critic - a person who is professionally engaged in the analysis and interpretation of works of art
newspaper columnist - a columnist who writes for newspapers
References in classic literature ?
Only think of your falling asleep at what I hoped the newspaper critics would pronounce a most brilliant, powerful, imaginative, pathetic, and original winding up
Sardonic newspaper critic James Gordon Bennett (Paul Sparks) denounces the enterprise as "a primitive circus of humbug".
One daily newspaper critic wrote this week he would "rather throw myself on top of a funeral pyre than watch Mrs Brown's Boys".
These days, a disgruntled but ignorant customer on Yelp might have more clout than any expert guidebook, magazine article, or newspaper critic," Tancer wrote in a blog post.
In the present environment, where the best and freshest and most intriguing reviews often can be found in blogs, no newspaper critic should harbor any illusions about her or his indispensability.
One British newspaper critic was even moved to venture that Dubai should prepare for the "desert sands to close over it".

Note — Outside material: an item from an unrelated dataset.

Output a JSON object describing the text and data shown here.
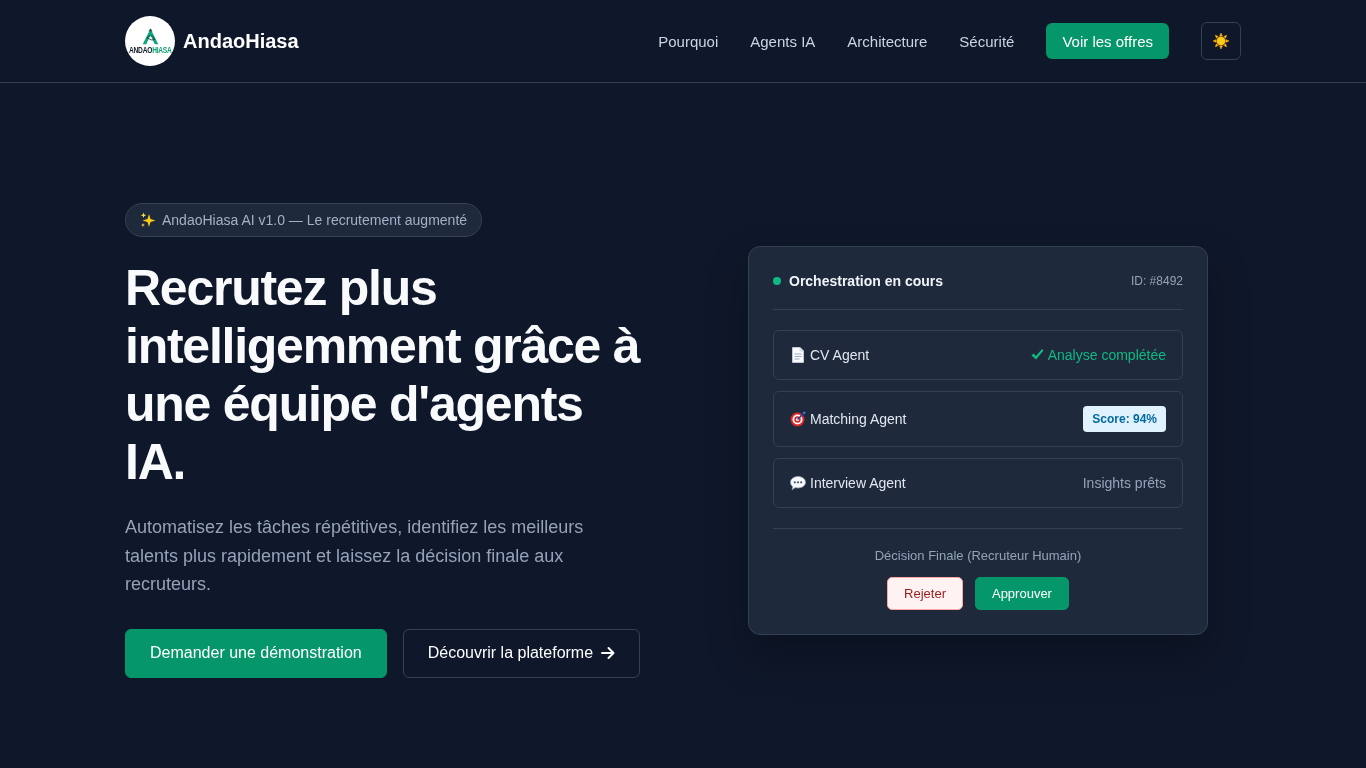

She has just moved on to the sofa with Lorraine Kelly, where she is a newspaper critic, and her success there is making her rethink her attitude to telly.

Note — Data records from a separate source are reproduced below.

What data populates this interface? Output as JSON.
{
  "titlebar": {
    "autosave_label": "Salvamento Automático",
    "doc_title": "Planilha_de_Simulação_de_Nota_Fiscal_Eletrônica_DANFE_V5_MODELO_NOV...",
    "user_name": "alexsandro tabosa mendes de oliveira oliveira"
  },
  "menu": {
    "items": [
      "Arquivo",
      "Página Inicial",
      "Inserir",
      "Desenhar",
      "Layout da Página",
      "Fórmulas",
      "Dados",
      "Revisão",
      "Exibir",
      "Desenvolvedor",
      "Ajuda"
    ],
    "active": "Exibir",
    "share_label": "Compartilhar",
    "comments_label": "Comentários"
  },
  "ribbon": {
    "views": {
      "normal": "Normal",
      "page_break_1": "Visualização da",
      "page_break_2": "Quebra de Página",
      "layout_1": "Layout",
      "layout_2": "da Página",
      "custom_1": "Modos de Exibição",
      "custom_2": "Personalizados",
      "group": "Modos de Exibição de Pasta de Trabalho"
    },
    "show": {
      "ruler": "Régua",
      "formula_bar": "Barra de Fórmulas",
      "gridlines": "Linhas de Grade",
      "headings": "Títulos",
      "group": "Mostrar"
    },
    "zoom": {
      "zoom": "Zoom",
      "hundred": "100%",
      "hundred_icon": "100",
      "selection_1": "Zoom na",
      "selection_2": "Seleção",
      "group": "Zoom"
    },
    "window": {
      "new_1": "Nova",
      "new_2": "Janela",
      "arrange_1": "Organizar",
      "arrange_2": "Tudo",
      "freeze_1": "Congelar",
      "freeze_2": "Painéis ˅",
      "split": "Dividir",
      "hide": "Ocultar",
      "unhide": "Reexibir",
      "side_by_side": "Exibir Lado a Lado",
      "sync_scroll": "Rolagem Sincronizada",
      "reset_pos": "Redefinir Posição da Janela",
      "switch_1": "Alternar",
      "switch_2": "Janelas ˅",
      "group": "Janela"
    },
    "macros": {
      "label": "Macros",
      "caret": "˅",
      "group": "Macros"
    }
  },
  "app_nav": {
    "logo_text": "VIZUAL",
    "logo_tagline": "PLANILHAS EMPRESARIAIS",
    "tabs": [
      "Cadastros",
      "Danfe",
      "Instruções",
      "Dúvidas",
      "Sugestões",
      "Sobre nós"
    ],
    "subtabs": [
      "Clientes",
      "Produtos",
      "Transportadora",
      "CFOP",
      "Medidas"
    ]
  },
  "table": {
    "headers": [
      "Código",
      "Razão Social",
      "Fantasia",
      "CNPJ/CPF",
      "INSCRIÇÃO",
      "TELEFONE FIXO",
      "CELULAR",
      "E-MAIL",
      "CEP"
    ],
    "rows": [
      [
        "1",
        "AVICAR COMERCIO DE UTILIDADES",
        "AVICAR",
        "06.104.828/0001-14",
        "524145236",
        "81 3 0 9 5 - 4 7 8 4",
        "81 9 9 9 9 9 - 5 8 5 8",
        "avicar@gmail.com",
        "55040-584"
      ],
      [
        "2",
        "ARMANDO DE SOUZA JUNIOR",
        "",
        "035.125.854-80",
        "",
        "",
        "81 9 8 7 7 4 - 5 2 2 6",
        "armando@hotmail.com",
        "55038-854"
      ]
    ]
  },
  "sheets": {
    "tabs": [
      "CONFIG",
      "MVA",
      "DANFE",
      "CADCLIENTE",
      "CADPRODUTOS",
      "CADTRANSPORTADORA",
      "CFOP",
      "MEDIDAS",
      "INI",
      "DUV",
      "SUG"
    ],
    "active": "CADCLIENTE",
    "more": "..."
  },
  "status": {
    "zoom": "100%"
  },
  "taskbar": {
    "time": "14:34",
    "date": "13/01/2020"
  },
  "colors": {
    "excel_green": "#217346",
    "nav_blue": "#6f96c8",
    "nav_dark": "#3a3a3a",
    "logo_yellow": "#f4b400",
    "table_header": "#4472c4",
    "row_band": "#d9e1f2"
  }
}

At the end of the play, Lillian finally caught the butterfly "that she cannot let go, and whom she learns to love, and the curtain goes down on a happy family of two people," wrote the newspaper critic.
Part 2 focuses on Erik, a Dutch newspaper critic suffering from a midlife crisis, who submits himself to the rigors of an Austrian health clinic in an attempt to regain his youth and the respect of his girlfriend.
Corbitt, born in Whitley Bay, grew up with parents who put on local Gilbert and Sullivan shows and the young Corbitt appeared in them, one performance being describedby a newspaper critic as "adequate" (a better review than he deserved, admits Corbitt).
A longtime newspaper critic, Nachman has put together a couple of dozen mini-biographies of what he calls the "rebel comedians" of the 1950s and 1960s, famous angry men like Lenny Bruce, Mort Sahl, and Dick Gregory; intellectual wits with New Yorker sensibilities like Tom Lehrer and Nichols and May; and a slew of TV favorites like Bob Newhart, Bill Cosby, and Steve Allen who it's hard to think of as rebels at first glance.
One daily newspaper critic wrote of The Schoolgirls Project, where Lee pals around with uniformclad Korean girls half her age, "It's hard to pick Lee out of the group.